Question & AnswerWhat happens at a provincial offences trial, and how do I prepare?
1. Understand the law
Your Notice of Offence or Summons will tell you what you’re being charged with and under which law.
You can be charged with more than one offence under more than one law at a time. Some examples of offences that are handled by Provincial Offences Court include:
- Highway Traffic Act: speeding, not wearing a seat belt, or careless driving
- Compulsory Automobile Insurance Act: not having an insurance card or driving without insurance
- Trespass to Property Act: entering property when entry is not allowed, doing something on property that is not allowed, not leaving property when told to
- Liquor License Act: being intoxicated in a public place or driving with open container of liquor
- Cannabis Control Act: driving with cannabis readily available
- Municipal by-laws about noise or parking tickets
- Provincial environmental and labour offences
Types of provincial offences
Everyone charged is presumed innocent. The prosecutor must prove that you’re guilty beyond a reasonable doubt. You will also have the chance to question the prosecution’s evidence and to present your evidence and version of events.
There are three kinds of provincial offences.

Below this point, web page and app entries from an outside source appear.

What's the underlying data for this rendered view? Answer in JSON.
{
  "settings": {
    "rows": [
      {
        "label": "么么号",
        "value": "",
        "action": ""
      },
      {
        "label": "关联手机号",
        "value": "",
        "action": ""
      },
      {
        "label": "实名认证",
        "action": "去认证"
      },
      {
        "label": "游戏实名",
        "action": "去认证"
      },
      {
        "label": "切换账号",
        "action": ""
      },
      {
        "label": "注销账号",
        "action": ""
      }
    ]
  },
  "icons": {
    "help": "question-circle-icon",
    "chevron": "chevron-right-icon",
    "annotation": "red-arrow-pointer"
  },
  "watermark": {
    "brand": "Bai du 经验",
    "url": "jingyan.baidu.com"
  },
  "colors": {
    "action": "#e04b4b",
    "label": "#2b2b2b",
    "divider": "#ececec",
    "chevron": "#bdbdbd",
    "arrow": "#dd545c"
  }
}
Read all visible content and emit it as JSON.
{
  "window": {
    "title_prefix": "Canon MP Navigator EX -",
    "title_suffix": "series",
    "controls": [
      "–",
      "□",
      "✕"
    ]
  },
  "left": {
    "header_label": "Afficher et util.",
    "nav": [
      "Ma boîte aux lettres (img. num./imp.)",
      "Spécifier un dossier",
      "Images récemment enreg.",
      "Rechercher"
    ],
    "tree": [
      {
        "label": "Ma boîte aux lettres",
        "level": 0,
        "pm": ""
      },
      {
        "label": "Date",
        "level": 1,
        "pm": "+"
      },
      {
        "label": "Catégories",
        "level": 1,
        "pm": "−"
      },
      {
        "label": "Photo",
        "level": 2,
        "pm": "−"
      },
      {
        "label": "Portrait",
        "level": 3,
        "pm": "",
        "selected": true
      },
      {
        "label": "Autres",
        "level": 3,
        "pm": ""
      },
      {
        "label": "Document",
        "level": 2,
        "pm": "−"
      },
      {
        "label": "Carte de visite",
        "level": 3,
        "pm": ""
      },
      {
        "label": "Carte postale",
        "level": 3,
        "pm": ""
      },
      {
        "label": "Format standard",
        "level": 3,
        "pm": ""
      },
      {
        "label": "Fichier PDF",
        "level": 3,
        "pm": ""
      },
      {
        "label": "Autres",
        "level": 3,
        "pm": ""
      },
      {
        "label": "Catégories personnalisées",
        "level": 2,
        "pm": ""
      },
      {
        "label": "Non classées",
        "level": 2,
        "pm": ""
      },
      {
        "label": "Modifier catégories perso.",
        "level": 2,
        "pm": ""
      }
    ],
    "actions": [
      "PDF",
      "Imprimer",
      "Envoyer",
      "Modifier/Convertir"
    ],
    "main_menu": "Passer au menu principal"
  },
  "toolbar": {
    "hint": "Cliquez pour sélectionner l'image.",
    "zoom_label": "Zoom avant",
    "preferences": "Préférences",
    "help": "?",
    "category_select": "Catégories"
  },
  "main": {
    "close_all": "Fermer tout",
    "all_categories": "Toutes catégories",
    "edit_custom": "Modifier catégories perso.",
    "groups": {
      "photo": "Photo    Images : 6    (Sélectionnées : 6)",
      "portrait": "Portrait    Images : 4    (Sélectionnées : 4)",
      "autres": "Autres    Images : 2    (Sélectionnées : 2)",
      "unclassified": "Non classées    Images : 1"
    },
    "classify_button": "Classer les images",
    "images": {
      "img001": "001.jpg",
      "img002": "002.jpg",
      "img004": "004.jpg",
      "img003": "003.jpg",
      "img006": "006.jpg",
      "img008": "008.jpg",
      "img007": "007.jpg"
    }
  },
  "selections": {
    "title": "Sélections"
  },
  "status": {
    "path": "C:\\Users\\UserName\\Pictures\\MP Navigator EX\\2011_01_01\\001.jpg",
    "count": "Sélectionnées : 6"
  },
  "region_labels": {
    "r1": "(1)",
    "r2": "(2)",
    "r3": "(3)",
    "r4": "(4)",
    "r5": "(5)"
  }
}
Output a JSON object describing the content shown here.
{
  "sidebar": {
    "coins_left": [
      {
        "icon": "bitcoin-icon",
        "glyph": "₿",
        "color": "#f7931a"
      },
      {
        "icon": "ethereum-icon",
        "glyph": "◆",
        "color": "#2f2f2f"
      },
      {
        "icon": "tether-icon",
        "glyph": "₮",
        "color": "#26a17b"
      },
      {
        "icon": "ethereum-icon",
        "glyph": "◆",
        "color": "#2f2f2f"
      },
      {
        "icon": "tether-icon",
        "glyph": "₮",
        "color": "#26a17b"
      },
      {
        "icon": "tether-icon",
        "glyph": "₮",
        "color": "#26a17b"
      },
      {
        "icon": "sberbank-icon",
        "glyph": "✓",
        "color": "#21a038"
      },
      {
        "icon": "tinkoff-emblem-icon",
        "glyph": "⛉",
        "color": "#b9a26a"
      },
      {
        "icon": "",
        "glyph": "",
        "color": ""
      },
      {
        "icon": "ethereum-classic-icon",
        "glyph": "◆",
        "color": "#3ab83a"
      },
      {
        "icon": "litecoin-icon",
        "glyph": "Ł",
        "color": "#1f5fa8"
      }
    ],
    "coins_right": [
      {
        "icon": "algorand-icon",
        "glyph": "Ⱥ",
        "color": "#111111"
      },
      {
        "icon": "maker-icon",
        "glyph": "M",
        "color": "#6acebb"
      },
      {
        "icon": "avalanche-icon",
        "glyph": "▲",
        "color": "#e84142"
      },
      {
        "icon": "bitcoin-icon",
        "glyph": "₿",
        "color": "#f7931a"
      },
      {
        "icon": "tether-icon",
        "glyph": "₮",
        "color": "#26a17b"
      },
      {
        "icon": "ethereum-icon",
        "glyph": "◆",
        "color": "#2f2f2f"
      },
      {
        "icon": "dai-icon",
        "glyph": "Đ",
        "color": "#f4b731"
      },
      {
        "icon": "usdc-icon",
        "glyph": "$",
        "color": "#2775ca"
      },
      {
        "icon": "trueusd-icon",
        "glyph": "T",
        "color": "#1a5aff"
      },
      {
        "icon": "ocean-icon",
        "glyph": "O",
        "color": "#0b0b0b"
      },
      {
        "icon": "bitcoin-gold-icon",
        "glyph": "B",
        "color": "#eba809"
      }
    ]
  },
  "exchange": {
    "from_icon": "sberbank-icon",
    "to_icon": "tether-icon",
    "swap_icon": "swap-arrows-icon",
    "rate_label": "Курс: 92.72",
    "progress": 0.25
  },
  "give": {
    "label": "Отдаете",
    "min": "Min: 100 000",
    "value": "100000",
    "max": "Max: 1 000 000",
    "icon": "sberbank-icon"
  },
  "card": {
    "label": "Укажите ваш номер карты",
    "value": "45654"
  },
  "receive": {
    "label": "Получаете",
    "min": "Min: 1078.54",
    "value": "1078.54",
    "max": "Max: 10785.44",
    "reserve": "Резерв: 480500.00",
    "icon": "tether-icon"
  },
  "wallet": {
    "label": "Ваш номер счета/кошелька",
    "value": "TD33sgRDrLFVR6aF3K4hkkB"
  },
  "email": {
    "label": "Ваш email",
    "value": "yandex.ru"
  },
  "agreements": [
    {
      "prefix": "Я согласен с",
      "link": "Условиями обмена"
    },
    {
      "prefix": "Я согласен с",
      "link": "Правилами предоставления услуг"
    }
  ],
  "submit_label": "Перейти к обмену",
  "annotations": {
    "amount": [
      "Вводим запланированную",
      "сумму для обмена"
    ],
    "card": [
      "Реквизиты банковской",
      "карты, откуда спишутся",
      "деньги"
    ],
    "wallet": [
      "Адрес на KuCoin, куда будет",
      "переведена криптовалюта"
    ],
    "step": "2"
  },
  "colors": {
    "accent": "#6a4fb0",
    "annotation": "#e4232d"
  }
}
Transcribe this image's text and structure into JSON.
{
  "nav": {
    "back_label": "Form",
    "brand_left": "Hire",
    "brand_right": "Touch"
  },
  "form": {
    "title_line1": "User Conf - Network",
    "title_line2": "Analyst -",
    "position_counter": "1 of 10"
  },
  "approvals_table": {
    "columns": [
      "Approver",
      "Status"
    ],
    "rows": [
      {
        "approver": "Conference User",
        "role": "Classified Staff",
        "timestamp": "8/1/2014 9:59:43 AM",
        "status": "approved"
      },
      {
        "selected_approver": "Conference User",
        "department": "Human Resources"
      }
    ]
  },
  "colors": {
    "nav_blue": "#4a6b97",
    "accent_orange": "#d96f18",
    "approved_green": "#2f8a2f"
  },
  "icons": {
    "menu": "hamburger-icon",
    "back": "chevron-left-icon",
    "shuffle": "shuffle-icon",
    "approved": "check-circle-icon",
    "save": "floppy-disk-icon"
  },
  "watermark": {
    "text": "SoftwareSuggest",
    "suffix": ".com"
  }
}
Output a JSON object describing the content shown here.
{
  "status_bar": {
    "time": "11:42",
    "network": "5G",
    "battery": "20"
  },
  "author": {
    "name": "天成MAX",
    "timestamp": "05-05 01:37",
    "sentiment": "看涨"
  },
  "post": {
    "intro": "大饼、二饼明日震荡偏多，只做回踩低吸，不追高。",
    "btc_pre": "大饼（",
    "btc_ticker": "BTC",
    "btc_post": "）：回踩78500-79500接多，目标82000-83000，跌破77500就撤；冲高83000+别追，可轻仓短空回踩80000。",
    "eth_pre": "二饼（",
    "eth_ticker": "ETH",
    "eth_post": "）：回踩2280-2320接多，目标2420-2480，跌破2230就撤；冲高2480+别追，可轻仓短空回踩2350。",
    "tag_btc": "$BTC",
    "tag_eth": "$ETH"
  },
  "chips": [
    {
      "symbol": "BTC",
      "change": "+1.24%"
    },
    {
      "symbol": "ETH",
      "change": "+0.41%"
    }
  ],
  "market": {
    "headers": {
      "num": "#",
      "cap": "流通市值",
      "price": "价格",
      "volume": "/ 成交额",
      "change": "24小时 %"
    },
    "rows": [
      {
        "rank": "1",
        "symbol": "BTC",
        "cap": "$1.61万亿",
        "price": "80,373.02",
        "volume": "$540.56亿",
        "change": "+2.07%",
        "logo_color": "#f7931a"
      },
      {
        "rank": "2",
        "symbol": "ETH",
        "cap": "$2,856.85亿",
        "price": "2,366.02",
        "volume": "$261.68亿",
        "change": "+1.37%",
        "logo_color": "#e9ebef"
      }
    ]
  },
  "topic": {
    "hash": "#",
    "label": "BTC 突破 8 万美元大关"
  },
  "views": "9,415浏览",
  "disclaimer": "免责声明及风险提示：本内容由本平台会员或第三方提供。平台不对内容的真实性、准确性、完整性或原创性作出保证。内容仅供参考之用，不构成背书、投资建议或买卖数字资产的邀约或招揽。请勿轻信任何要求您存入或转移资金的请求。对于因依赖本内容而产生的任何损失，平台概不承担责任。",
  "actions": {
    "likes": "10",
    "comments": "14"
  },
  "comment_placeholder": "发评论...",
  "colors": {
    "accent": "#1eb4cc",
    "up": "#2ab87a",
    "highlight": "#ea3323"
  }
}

Each of them needs a different kind of proof by the prosecutor:
Absolute Liability: The prosecutor must prove that you committed the act you’re charged with. They don’t need to show that you meant to commit the crime. Parking and speeding are examples.
Strict Liability: The prosecutor must prove that you committed the act you’re charged with. They don’t need to prove that you meant to commit the crime. But, you can defend yourself by proving that you took reasonable steps to avoid the crime. Careless driving is an example.
Mens rea offences: The prosecutor must prove that you committed the act and that you meant to commit the act. Having or using a false insurance card is an example.
You can get information about the law and do legal research at most courthouse libraries. You can also use CanLii (Canadian Legal Information Institute), a free online legal information database.
If you want to know what type of offence you have been charged with, research a case that involves that offence. The judgment should say what kind of offence it is. There is no list of these offences.